Explain the worst-case scenario if your opponent's views and arguments were accepted. This debate method reveals your opponent's weaknesses and forces judges to critically assess potentially negative outcomes. For example, if your opponent is arguing that high school academic grades should be abolished, you might argue that college financial aid offices wouldn't have a way to factor in grades when awarding merit-based scholarships. Or, you might argue that students who only have a basic knowledge of a subject, such as algebra I, might still pass without being adequately prepared for algebra II.

Focus on Logical Fallacies

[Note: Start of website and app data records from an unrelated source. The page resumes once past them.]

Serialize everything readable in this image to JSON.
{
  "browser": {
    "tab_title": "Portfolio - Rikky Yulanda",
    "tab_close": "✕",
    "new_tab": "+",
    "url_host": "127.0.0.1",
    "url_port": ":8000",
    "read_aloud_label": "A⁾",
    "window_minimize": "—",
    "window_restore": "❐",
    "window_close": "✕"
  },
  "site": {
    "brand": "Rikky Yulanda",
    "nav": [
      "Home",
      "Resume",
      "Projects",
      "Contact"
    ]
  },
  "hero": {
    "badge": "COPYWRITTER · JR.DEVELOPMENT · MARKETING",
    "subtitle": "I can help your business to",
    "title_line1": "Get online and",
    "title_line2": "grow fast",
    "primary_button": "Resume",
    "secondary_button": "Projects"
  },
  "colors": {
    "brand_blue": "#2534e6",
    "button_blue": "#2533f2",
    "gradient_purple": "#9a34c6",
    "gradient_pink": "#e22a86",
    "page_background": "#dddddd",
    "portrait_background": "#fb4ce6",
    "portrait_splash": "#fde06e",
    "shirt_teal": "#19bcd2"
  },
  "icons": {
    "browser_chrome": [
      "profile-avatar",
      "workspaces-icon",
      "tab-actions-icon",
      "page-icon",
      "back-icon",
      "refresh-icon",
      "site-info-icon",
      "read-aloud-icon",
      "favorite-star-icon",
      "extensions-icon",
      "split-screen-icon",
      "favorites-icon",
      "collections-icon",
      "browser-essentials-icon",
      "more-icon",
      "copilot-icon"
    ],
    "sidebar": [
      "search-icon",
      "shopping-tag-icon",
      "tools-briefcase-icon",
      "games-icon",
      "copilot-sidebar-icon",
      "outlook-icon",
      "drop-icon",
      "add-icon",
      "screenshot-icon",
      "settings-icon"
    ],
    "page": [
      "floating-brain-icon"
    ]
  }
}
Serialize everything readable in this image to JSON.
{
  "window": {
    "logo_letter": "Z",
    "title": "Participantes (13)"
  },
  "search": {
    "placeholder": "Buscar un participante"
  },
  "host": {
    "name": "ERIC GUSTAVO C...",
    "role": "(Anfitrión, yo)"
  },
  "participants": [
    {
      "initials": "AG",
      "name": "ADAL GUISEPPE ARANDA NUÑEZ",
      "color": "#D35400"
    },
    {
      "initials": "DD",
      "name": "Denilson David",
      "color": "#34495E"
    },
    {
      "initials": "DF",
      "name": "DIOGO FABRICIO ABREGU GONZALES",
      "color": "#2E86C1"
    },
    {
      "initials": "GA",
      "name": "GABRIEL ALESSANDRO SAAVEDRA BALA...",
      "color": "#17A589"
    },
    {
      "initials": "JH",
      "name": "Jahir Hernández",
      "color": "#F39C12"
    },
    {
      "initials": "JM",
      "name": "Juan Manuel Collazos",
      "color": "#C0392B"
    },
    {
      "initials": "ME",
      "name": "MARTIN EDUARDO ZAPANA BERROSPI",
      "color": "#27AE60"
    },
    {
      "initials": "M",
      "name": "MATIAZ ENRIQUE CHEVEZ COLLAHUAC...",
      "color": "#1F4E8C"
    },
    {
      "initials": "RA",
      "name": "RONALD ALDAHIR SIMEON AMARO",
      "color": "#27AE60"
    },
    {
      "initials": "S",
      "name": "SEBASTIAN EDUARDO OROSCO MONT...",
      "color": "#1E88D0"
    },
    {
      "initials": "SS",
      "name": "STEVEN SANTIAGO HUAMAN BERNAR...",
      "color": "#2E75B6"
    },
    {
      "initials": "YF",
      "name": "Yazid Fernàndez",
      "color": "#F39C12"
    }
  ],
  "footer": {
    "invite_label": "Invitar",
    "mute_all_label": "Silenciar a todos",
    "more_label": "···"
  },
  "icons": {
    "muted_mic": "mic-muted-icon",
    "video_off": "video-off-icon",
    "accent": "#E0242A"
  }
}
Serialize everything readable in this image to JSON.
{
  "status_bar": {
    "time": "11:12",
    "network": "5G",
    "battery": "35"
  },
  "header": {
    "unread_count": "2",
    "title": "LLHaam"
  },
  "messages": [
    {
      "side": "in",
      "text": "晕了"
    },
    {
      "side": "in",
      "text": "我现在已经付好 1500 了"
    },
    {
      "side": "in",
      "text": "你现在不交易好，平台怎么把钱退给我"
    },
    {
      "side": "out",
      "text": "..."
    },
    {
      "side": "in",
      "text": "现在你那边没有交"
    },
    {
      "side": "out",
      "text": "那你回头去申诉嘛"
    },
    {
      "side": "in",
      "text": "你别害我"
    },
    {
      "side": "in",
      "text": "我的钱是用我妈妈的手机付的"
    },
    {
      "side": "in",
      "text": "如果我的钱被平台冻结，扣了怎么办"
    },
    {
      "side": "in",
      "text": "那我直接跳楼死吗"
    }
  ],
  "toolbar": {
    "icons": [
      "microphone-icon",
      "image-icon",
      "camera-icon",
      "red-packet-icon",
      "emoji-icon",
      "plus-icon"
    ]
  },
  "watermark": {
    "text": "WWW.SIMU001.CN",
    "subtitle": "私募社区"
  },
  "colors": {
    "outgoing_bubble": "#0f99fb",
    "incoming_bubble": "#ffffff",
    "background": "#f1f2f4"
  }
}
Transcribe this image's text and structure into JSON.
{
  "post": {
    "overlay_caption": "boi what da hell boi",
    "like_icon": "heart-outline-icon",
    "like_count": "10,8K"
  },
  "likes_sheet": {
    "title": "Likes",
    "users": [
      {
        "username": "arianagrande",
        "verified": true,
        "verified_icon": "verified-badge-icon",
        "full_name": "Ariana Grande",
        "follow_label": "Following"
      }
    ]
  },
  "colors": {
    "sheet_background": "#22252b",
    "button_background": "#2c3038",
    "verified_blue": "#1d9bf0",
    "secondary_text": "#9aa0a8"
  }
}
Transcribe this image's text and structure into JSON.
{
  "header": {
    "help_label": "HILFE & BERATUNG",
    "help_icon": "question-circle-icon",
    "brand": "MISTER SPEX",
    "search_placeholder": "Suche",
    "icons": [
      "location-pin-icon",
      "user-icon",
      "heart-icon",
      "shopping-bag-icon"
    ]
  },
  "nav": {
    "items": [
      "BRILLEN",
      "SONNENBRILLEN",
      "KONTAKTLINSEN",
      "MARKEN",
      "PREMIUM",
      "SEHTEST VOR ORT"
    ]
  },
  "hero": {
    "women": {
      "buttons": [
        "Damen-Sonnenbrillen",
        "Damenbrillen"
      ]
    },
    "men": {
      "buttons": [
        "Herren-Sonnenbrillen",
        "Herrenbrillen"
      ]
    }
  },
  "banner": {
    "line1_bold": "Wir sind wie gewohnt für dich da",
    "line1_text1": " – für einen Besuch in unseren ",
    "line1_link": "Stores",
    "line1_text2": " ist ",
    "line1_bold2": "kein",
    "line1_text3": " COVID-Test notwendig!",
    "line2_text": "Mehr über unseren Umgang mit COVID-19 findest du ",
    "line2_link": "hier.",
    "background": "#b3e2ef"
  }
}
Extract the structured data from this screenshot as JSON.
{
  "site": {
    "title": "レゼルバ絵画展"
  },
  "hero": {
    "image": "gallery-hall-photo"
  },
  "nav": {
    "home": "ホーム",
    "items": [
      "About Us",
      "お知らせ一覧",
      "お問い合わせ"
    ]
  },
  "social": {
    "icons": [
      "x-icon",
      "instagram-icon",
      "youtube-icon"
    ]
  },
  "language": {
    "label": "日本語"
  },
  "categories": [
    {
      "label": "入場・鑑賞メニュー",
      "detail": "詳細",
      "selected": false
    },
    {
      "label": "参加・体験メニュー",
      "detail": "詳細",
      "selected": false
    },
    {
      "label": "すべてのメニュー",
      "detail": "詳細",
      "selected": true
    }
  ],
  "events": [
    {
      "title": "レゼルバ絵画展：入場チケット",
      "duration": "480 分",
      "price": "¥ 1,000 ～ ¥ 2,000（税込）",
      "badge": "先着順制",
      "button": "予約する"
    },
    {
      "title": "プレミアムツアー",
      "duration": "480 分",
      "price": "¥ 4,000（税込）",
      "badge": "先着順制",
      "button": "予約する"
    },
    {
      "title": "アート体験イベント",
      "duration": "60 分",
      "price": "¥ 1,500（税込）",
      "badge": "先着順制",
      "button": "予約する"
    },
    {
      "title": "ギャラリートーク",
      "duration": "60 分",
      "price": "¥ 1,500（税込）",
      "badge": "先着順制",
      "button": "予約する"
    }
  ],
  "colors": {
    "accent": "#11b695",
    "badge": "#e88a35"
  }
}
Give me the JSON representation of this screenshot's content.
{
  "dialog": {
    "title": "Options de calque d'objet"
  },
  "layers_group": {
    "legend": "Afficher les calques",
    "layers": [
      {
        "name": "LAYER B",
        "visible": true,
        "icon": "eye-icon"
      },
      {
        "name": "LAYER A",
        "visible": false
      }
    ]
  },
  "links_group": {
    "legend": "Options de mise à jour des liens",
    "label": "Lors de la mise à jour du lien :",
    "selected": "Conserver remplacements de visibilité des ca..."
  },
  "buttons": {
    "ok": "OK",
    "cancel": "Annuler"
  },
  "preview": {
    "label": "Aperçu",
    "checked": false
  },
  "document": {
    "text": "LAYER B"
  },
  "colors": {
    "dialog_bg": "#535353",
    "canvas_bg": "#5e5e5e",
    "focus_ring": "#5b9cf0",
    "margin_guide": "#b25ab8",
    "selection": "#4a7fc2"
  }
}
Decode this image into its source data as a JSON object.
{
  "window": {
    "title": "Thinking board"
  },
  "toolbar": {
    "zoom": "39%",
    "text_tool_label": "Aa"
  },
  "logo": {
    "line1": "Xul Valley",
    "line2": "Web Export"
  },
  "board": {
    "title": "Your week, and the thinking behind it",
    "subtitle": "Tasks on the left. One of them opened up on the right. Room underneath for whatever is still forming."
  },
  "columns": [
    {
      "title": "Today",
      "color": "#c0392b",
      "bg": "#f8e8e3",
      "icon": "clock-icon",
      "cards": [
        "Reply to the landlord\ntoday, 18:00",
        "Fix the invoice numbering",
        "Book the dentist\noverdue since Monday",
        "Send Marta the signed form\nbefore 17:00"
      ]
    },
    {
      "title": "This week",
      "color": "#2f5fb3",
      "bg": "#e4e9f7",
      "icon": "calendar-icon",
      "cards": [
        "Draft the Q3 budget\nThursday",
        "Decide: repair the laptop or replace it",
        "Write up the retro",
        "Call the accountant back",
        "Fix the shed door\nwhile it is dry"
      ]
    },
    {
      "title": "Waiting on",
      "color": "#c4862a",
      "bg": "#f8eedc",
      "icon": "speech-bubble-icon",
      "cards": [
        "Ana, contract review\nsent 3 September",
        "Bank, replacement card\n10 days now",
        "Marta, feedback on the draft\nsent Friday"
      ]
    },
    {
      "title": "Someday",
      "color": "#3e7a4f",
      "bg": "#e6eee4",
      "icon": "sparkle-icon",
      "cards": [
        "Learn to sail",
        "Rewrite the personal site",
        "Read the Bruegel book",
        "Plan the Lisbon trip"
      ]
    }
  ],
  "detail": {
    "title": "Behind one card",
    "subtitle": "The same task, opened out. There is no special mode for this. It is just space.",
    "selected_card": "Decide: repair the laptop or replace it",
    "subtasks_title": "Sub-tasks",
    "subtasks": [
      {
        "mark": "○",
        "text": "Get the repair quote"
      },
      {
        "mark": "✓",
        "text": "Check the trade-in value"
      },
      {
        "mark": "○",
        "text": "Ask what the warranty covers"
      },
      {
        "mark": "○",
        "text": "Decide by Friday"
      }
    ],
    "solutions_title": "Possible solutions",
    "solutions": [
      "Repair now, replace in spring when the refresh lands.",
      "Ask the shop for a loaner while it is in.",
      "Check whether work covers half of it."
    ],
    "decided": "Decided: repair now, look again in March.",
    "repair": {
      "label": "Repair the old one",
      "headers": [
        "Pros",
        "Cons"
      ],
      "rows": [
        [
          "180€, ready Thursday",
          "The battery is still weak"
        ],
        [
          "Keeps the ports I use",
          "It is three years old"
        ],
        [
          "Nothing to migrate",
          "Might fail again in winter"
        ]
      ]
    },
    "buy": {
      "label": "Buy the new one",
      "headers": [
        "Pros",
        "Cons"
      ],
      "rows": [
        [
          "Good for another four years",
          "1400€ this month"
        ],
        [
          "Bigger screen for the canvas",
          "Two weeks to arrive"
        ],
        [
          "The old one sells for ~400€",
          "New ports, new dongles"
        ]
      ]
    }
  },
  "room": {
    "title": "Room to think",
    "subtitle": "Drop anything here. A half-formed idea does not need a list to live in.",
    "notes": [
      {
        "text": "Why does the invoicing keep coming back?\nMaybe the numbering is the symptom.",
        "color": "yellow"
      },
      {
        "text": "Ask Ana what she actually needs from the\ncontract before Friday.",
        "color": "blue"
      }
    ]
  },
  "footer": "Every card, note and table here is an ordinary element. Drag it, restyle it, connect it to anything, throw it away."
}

Discuss your opponent's logical fallacies. Look for cause-and-effect assumptions that don't make sense, references that don't have authoritative or professional credentials or attempts to make an entire argument valid when only part of the position is provable, suggests the University of Virginia. For example, just because drinking and driving are dangerous, that doesn't prove that the legal drinking age should be raised. Or, the fact that recycling reduces waste does not prove that consumers should be fined for choosing not to recycle.

Provide Final Impact Assessments

Remind judges that you won a particular argument -- also known as a "clash battle" -- by making a final impact assessment. This clearly explains how your arguments and evidence supersede, disqualify or override your opponent's supportive evidence. For example, if you're arguing that U.S. residents should be required to obtain specific immunizations, your final impact statement might explain that your statistics, evaluations and recommendations from the Centers for Disease Control and Prevention are more current than your opponent's findings.

About the Author

As curriculum developer and educator, Kristine Tucker has enjoyed the plethora of English assignments she's read (and graded!) over the years. Her experiences as vice-president of an energy consulting firm have given her the opportunity to explore business writing and HR. Tucker has a BA and holds Ohio teaching credentials.